“RC Morning First Aid”

At the recent Southern U.S. Teachers’ and Leaders’ Workshop, Tim[1] spoke of how nearly universal it is that we feel that we are not worthy and like we are truly alone. It goes back to the original hurt many of us experienced when we were not fully met with delight when we were tiny. We laughed when he described and illustrated with body language the “determined but unhappy” stance we take against the discouragement, persisting in moving ahead as best we can in almost everything in spite of our distress.

He reminded us that since this distress is nearly universal, it’s clearly not our fault. But the question is, what could we each be like without it?

The first contradiction[2] is to not hold on to any limitation to or condition for our goodness. Instead just be pleased to exist, no matter what. No worry, no thinking about it, no long-range plans, no performance required. What if each of us woke up that way every morning, remembering to use our mind to simply delight in our existence?

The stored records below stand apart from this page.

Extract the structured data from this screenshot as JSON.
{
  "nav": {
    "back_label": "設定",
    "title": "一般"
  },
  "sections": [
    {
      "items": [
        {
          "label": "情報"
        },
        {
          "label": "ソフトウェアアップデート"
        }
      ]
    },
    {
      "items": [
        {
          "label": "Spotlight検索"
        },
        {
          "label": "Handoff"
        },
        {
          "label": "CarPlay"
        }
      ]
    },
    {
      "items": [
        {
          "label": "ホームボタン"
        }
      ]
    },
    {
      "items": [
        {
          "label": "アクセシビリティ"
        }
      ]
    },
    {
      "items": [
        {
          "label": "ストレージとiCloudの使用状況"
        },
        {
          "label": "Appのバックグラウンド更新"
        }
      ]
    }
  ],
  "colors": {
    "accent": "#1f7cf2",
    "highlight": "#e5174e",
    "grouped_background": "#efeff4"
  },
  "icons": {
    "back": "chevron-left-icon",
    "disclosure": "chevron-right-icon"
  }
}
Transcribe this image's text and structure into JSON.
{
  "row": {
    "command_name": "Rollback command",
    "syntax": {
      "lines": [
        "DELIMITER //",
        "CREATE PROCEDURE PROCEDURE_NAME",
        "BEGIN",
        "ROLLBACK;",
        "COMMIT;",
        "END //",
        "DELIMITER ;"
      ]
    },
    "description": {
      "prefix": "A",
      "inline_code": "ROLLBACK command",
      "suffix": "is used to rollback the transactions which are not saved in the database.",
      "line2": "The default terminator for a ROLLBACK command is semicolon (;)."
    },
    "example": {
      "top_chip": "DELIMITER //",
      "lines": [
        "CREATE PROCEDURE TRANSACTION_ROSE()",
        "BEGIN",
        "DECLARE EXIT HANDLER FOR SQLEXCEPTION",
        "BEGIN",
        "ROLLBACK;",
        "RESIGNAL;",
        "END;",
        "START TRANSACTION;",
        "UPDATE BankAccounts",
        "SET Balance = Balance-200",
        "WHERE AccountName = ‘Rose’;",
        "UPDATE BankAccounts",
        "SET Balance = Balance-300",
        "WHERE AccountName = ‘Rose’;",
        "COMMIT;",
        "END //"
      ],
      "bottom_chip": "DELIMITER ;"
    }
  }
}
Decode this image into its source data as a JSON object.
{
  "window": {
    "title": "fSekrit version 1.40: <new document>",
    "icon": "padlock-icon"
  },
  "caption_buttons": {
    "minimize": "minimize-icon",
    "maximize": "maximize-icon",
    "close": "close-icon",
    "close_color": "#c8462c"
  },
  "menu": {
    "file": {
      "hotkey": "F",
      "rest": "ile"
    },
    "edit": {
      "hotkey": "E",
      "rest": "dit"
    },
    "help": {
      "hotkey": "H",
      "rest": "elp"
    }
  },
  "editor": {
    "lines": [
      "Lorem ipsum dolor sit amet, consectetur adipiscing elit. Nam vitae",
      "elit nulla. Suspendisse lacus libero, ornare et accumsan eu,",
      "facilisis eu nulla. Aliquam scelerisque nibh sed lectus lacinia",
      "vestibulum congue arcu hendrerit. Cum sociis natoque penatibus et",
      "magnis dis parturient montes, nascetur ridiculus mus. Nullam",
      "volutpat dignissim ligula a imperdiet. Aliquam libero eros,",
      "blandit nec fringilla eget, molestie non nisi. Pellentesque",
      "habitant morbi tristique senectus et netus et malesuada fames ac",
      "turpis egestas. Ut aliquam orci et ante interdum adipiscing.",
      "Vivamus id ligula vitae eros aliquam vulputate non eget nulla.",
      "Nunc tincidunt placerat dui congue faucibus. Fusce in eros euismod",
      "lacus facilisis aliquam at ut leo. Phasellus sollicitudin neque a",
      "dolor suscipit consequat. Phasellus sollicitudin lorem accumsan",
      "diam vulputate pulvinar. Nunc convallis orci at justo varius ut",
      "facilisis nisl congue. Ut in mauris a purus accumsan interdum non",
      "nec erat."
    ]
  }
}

The second contradiction is to help each other, to cultivate a network of good, delighted minds and ongoing human contact. We can be creative with simple strategies, make excuses for contact, keep our Communities alive and broad so that none of us needs to pin all our needs for help on just a few relationships.

My inspiration on return from the workshop was to set up a regular mini-session every morning, in support of remembering how delightful it is simply to be my alive self and discharging whatever might be in the way that particular morning. I’m calling it “RC Morning First Aid,” and setting it up with seven Co-Counselors—some from my local Community and some who are geographically distant with whom I want to stay connected.

It seems like a simple framework to repeatedly decide to be as pleased and delighted to exist as young ones are, and to have two good minds working together to remember and discharge. I am excited to see what comes out of this over time.

Carol Wilburn
Chapel Hill, North Carolina,
and Sandpoint, Idaho, USA

[1] Tim Jackins
[2] Contradiction to the distress

Last modified: 2022-12-25 10:17:04+00